Paying the legal minimum wage, which the City of Sonoma wants to raise to $15 per hour, will threaten the survival of family-owned restaurants, a local grassroots group says.
“The Concerned Restaurants of Sonoma” is advocating an exemption to the $15 figure, in the form of a tip credit. The credit would apply to all tipped (“guest facing”) employees, who would be paid less per hour.
In a petition statement on Change.org, the group contends that many tipped employees “make $18 per hour with their gratuities, some are are making and additional $35-$50 per hour.”
The group is spearheaded by restaurateur Sondra Bernstein of girl and the fig. Along with other owners, she has been a vocal opponent of a hike in the minimum wage, which, she says, would throttle job growth and raise consumer prices.
The group does not cite an exact amount for any tip credit. (For large employers in New York City where the minimum wage is $15, for example, employers can claim a $5 tip credit and pay employees only $10 in cash wages.)
Here is the full text of the petition:
“Over the past year, the Sonoma City Council has been trying to accelerate the California State minimum wage and is being pressured by a group that has a tagline of “$15 by 2020”.
“Currently, California’s plan is for large businesses to pay $15 by 2022 and small businesses have until 2023.
“The City of Sonoma’s Wage Ordinance includes a 23% increase over a 2 year period for large businesses and a 33% increase over a 3 year period for small businesses.
“An increase this drastic at such an accelerated speed and rate will harm our ability to function as the community-focused entities that we are by reducing our flexibility in business strategy and growth and by ultimately costing our guests more money.
“Some of us have spent a great deal of time and effort trying to explain some of the intricacies of the restaurant business.
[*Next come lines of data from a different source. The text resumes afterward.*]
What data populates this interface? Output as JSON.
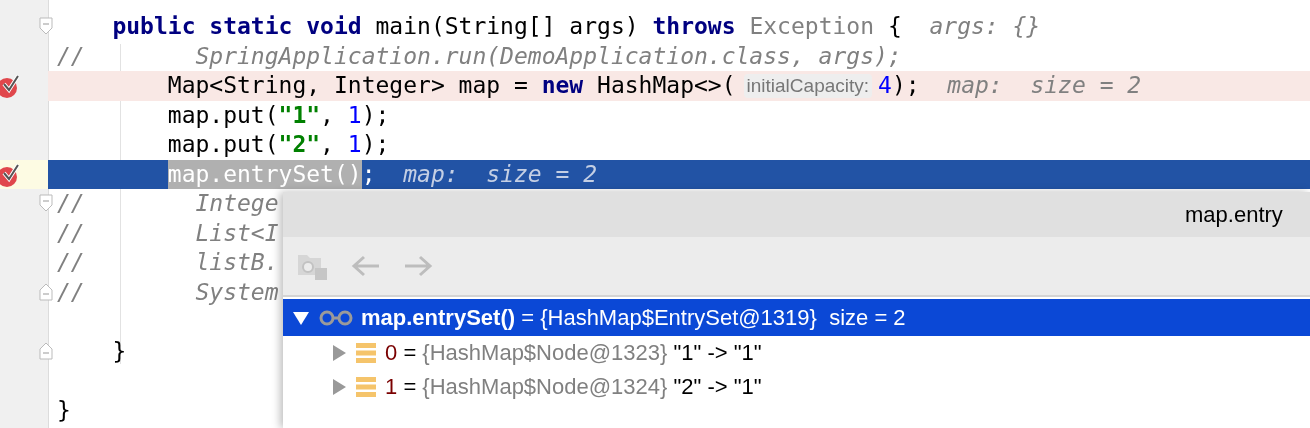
{
  "editor": {
    "lines": [
      {
        "breakpoint": false,
        "current": false,
        "fold_start": true,
        "fold_end": false,
        "segments": [
          {
            "kind": "keyword",
            "text": "    public static void"
          },
          {
            "kind": "plain",
            "text": " main(String[] args) "
          },
          {
            "kind": "keyword",
            "text": "throws"
          },
          {
            "kind": "type",
            "text": " Exception"
          },
          {
            "kind": "plain",
            "text": " {"
          },
          {
            "kind": "inline-value",
            "text": "  args: {}"
          }
        ]
      },
      {
        "breakpoint": false,
        "current": false,
        "fold_start": false,
        "fold_end": false,
        "segments": [
          {
            "kind": "comment",
            "text": "//"
          },
          {
            "kind": "comment",
            "text": "        SpringApplication.run(DemoApplication.class, args);"
          }
        ]
      },
      {
        "breakpoint": true,
        "current": false,
        "fold_start": false,
        "fold_end": false,
        "segments": [
          {
            "kind": "plain",
            "text": "        Map<String, Integer> map = "
          },
          {
            "kind": "keyword",
            "text": "new"
          },
          {
            "kind": "plain",
            "text": " HashMap<>("
          },
          {
            "kind": "param-hint",
            "text": "initialCapacity:"
          },
          {
            "kind": "number",
            "text": "4"
          },
          {
            "kind": "plain",
            "text": ");"
          },
          {
            "kind": "inline-value",
            "text": "  map:  size = 2"
          }
        ]
      },
      {
        "breakpoint": false,
        "current": false,
        "fold_start": false,
        "fold_end": false,
        "segments": [
          {
            "kind": "plain",
            "text": "        map.put("
          },
          {
            "kind": "string",
            "text": "\"1\""
          },
          {
            "kind": "plain",
            "text": ", "
          },
          {
            "kind": "number",
            "text": "1"
          },
          {
            "kind": "plain",
            "text": ");"
          }
        ]
      },
      {
        "breakpoint": false,
        "current": false,
        "fold_start": false,
        "fold_end": false,
        "segments": [
          {
            "kind": "plain",
            "text": "        map.put("
          },
          {
            "kind": "string",
            "text": "\"2\""
          },
          {
            "kind": "plain",
            "text": ", "
          },
          {
            "kind": "number",
            "text": "1"
          },
          {
            "kind": "plain",
            "text": ");"
          }
        ]
      },
      {
        "breakpoint": true,
        "current": true,
        "fold_start": false,
        "fold_end": false,
        "segments": [
          {
            "kind": "selection",
            "text": "        map.entrySet()"
          },
          {
            "kind": "plain",
            "text": ";"
          },
          {
            "kind": "inline-value",
            "text": "  map:  size = 2"
          }
        ]
      },
      {
        "breakpoint": false,
        "current": false,
        "fold_start": true,
        "fold_end": false,
        "segments": [
          {
            "kind": "comment",
            "text": "//"
          },
          {
            "kind": "comment",
            "text": "        Intege"
          }
        ]
      },
      {
        "breakpoint": false,
        "current": false,
        "fold_start": false,
        "fold_end": false,
        "segments": [
          {
            "kind": "comment",
            "text": "//"
          },
          {
            "kind": "comment",
            "text": "        List<I"
          }
        ]
      },
      {
        "breakpoint": false,
        "current": false,
        "fold_start": false,
        "fold_end": false,
        "segments": [
          {
            "kind": "comment",
            "text": "//"
          },
          {
            "kind": "comment",
            "text": "        listB."
          }
        ]
      },
      {
        "breakpoint": false,
        "current": false,
        "fold_start": false,
        "fold_end": true,
        "segments": [
          {
            "kind": "comment",
            "text": "//"
          },
          {
            "kind": "comment",
            "text": "        System"
          }
        ]
      },
      {
        "breakpoint": false,
        "current": false,
        "fold_start": false,
        "fold_end": false
      },
      {
        "breakpoint": false,
        "current": false,
        "fold_start": false,
        "fold_end": true,
        "segments": [
          {
            "kind": "plain",
            "text": "    }"
          }
        ]
      },
      {
        "breakpoint": false,
        "current": false,
        "fold_start": false,
        "fold_end": false
      },
      {
        "breakpoint": false,
        "current": false,
        "fold_start": false,
        "fold_end": false,
        "segments": [
          {
            "kind": "plain",
            "text": "}"
          }
        ]
      }
    ]
  },
  "popup": {
    "title": "map.entry",
    "tree": [
      {
        "kind": "watch",
        "name": "map.entrySet()",
        "operator": "=",
        "value": "{HashMap$EntrySet@1319}",
        "extra": "size = 2",
        "selected": true,
        "expanded": true,
        "children": [
          {
            "kind": "entry",
            "name": "0",
            "operator": "=",
            "value": "{HashMap$Node@1323}",
            "extra": "\"1\" -> \"1\"",
            "selected": false,
            "expanded": false
          },
          {
            "kind": "entry",
            "name": "1",
            "operator": "=",
            "value": "{HashMap$Node@1324}",
            "extra": "\"2\" -> \"1\"",
            "selected": false,
            "expanded": false
          }
        ]
      }
    ]
  }
}
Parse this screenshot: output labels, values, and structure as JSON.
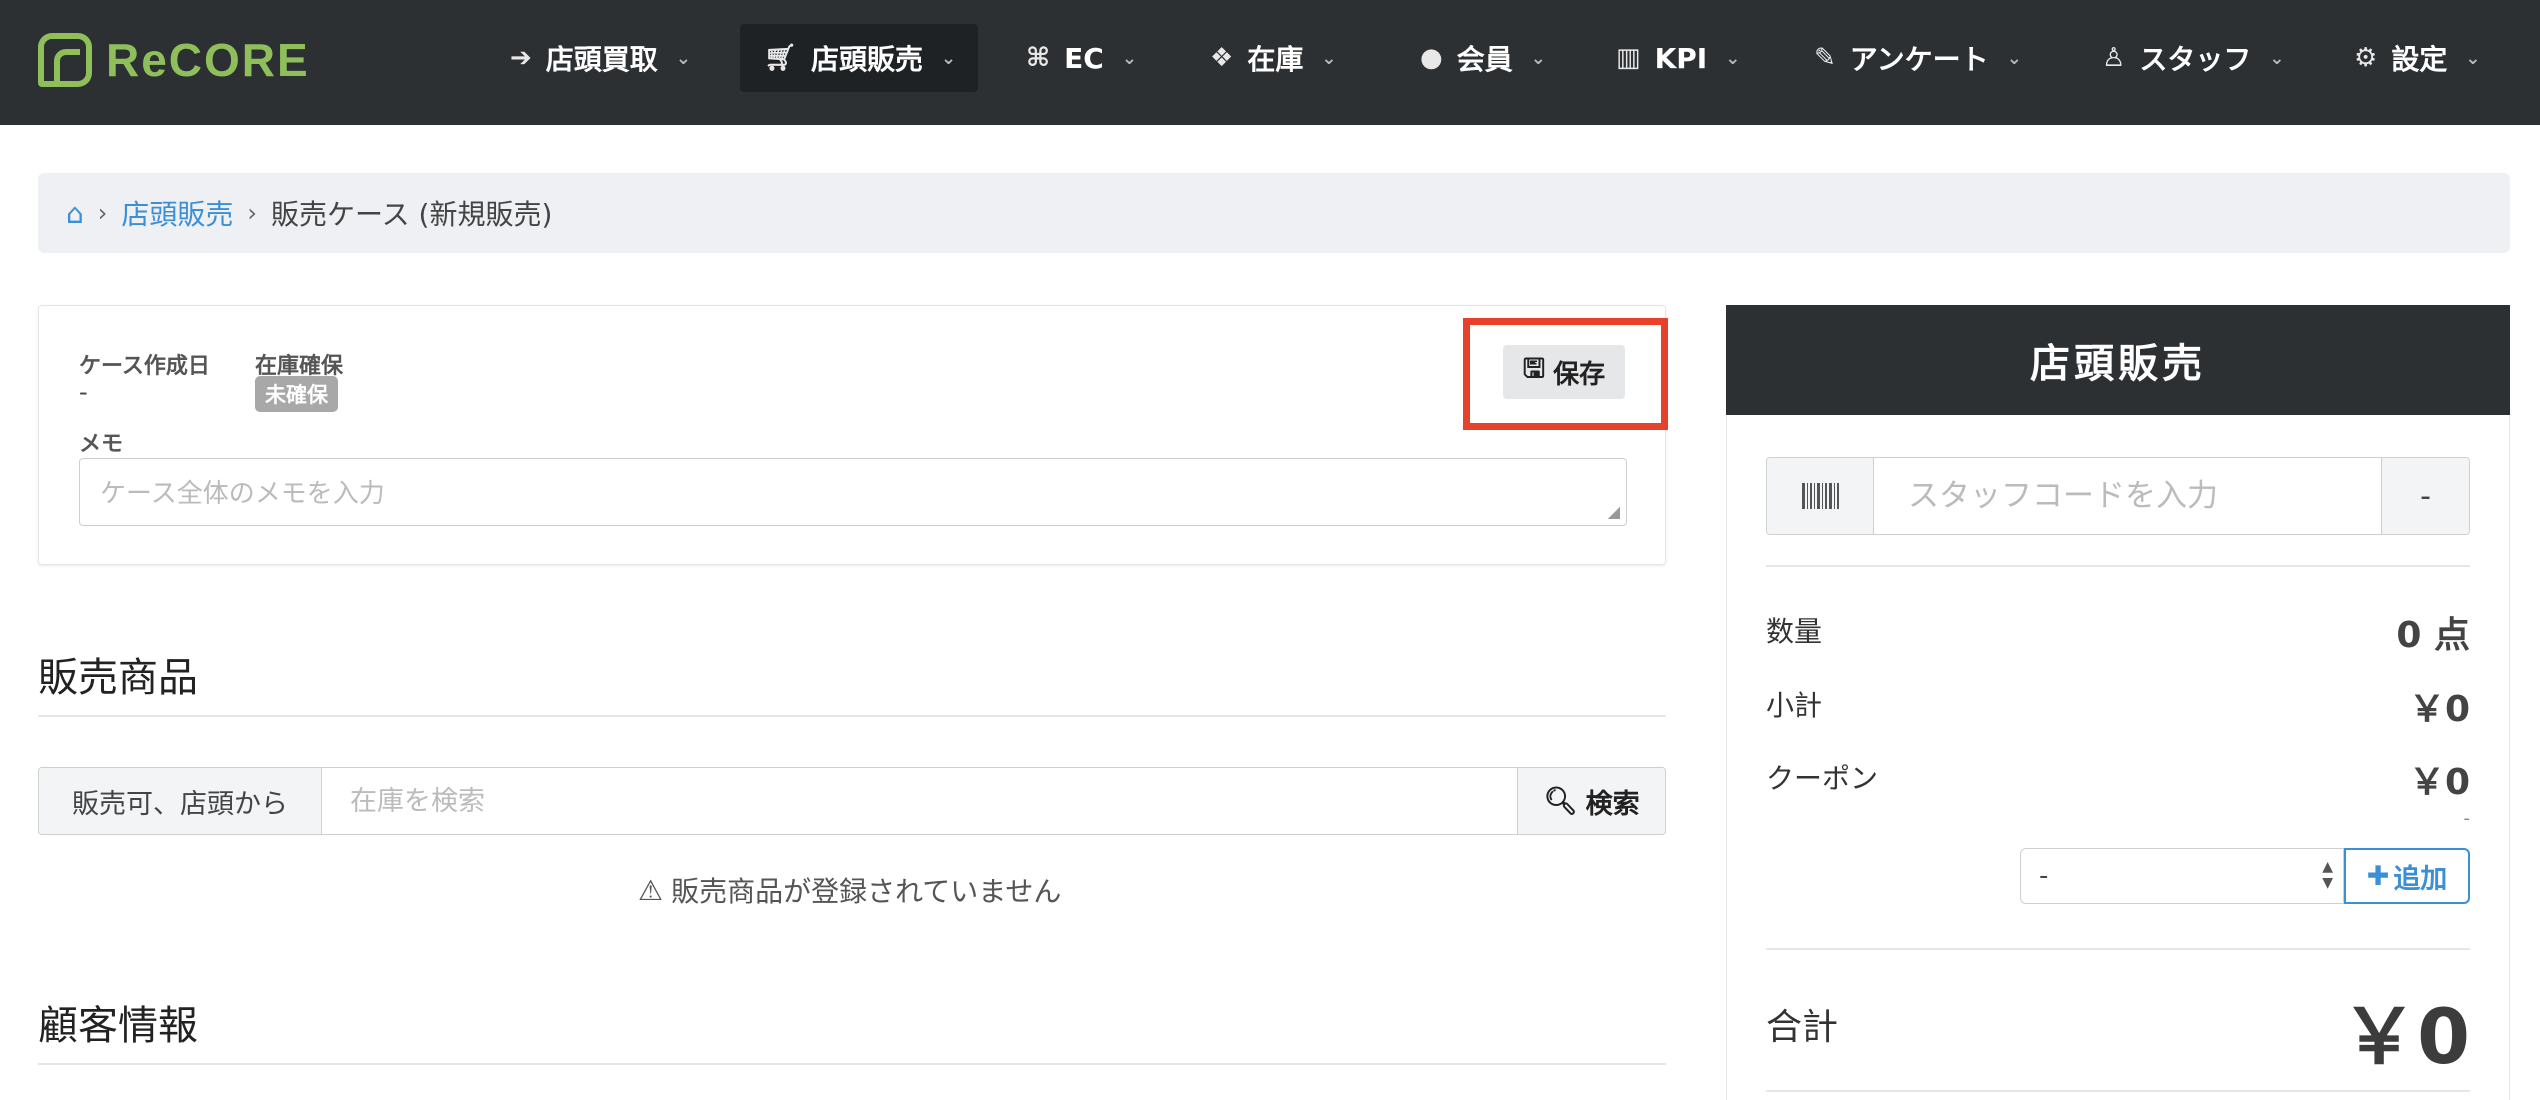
{
  "app": {
    "logo_text": "ReCORE"
  },
  "nav": {
    "items": [
      {
        "label": "店頭買取",
        "icon": "sign-in-icon"
      },
      {
        "label": "店頭販売",
        "icon": "cart-icon",
        "active": true
      },
      {
        "label": "EC",
        "icon": "sitemap-icon"
      },
      {
        "label": "在庫",
        "icon": "cubes-icon"
      },
      {
        "label": "会員",
        "icon": "user-icon"
      },
      {
        "label": "KPI",
        "icon": "bar-chart-icon"
      },
      {
        "label": "アンケート",
        "icon": "edit-icon"
      },
      {
        "label": "スタッフ",
        "icon": "staff-icon"
      },
      {
        "label": "設定",
        "icon": "gear-icon"
      }
    ]
  },
  "breadcrumb": {
    "link": "店頭販売",
    "current": "販売ケース (新規販売)"
  },
  "case": {
    "created_label": "ケース作成日",
    "created_value": "-",
    "stock_label": "在庫確保",
    "stock_badge": "未確保",
    "memo_label": "メモ",
    "memo_placeholder": "ケース全体のメモを入力",
    "save_label": "保存"
  },
  "products": {
    "title": "販売商品",
    "filter_label": "販売可、店頭から",
    "search_placeholder": "在庫を検索",
    "search_button": "検索",
    "empty_message": "販売商品が登録されていません"
  },
  "customer": {
    "title": "顧客情報"
  },
  "pos": {
    "title": "店頭販売",
    "staff_placeholder": "スタッフコードを入力",
    "staff_button": "-",
    "quantity_label": "数量",
    "quantity_value": "0 点",
    "subtotal_label": "小計",
    "subtotal_value": "￥0",
    "coupon_label": "クーポン",
    "coupon_value": "￥0",
    "coupon_note": "-",
    "coupon_select_value": "-",
    "add_button": "追加",
    "total_label": "合計",
    "total_value": "￥0"
  },
  "colors": {
    "nav_bg": "#2d3033",
    "brand": "#8fbf5a",
    "link": "#3a8fd6",
    "highlight": "#e8412b"
  }
}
One thing is perfectly clear, not all businesses are the same nor can they be operated on the same margins. For most of us, we are already paying our non-tipped employees a MINIMUM of $15 per hour, and we have no issue with this and are willing to go above the State’s plan.
However, our guest-facing tipped employees that are earning minimum wage are making at least $18 per hour with their gratuities, some are are making and additional $35-$50 per hour.
“The impacts of this ordinance for restaurants specifically are drastic due to the dynamics of tipped positions and many entry-level jobs. The exemptions we seek will contribute to:
“Without this exemption, the Sonoma City Council’s proposal as written will be harmful to our community, business sustainability and jobs.
“Our group sent a proposal that was over the State’s plan to the Sonoma City Council, which they did not acknowledge or share at the Council Meeting. We were given last minute information that caught us off guard about the ‘unlawful’ practice of a tip credit in California. However, the city’s attorney has stated that we ARE ALLOWED make a job class exemption to their ordinance.”